The last time Fairmont Terrace was in the news it was overgrown with grief following the murders of four women, today there's something different growing there.
"Uh, we got stuff like corn, cantaloupe, watermelon, squash," said resident Steve Miller, one of several residents who have since planted and actively take care of a large community garden.
"It's for everybody to benefit from," he said.
A small step towards a more cohesive Fairmont Terrace.
"I'm going to give you my card, and I want you to call me," said Tulsa city councilor Jeannie Cue, one of the people committed to making that happen.
"We want people to say, I live in a great neighborhood, you know, come over and have a BBQ," she said.
She spearheads monthly meetings that solicit input from residents on how to make the community better. Get togethers that are then supplemented.
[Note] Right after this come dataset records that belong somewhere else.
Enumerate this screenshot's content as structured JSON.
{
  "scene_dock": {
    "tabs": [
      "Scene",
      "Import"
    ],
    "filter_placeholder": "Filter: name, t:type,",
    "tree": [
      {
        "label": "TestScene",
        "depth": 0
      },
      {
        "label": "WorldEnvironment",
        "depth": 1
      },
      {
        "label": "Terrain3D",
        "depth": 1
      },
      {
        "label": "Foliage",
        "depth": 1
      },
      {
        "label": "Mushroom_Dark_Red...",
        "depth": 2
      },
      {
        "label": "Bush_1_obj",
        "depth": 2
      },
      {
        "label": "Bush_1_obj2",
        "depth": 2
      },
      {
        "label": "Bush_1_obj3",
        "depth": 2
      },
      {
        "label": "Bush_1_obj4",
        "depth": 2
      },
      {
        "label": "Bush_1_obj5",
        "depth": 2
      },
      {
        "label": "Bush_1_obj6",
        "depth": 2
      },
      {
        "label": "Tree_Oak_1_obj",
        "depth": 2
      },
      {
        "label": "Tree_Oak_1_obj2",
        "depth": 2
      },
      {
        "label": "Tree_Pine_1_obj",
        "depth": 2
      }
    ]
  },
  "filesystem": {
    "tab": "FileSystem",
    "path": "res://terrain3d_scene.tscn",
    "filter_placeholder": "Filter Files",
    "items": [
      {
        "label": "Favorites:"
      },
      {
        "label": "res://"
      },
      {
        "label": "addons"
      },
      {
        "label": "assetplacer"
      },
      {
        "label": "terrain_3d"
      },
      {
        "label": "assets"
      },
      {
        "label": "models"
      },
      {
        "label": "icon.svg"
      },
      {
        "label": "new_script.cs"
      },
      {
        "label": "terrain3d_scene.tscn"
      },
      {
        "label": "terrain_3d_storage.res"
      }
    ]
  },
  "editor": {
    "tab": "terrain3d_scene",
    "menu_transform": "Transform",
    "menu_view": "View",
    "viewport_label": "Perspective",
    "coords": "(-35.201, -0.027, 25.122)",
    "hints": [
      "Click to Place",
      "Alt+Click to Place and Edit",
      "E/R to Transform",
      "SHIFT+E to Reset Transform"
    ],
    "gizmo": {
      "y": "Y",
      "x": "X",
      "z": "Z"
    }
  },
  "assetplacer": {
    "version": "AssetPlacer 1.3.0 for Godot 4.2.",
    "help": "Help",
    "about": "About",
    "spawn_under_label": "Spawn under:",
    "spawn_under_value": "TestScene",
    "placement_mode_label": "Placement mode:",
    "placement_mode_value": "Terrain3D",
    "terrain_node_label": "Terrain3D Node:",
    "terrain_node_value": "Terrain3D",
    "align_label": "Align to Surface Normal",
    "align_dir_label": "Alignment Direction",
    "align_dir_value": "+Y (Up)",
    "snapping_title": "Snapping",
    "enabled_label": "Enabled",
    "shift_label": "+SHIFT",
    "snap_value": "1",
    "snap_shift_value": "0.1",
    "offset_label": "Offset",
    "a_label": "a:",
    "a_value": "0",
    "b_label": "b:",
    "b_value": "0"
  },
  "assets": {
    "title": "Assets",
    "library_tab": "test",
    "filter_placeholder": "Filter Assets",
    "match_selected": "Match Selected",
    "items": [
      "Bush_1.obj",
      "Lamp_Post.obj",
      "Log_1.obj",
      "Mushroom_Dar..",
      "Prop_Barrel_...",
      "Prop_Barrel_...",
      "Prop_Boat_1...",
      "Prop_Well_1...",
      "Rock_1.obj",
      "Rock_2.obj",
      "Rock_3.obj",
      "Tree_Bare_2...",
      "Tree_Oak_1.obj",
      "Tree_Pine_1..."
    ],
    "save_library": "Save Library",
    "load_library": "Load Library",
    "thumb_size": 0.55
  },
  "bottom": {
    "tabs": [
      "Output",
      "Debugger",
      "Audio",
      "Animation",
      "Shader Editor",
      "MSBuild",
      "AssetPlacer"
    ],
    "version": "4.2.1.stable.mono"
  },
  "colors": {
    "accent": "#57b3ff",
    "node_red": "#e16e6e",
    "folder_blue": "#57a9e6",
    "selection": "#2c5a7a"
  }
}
"And then we also have similar meetings here where we do it once a week, doing the same thing just generally trying to figure out what we can do to make Fairmont a better place to live," said Miller.
Meanwhile, councilor Cue continues to push for the creation of a multi-purpose community center.
"We want a center that has education, social services, we want a center that we can have cooking classes," she said.
Slow but steady progress towards a brighter future, like careful attention paid to a healthy garden.
"To some people they might not see a lot of quick change, but when you have years of decay, it takes a while," said Cue.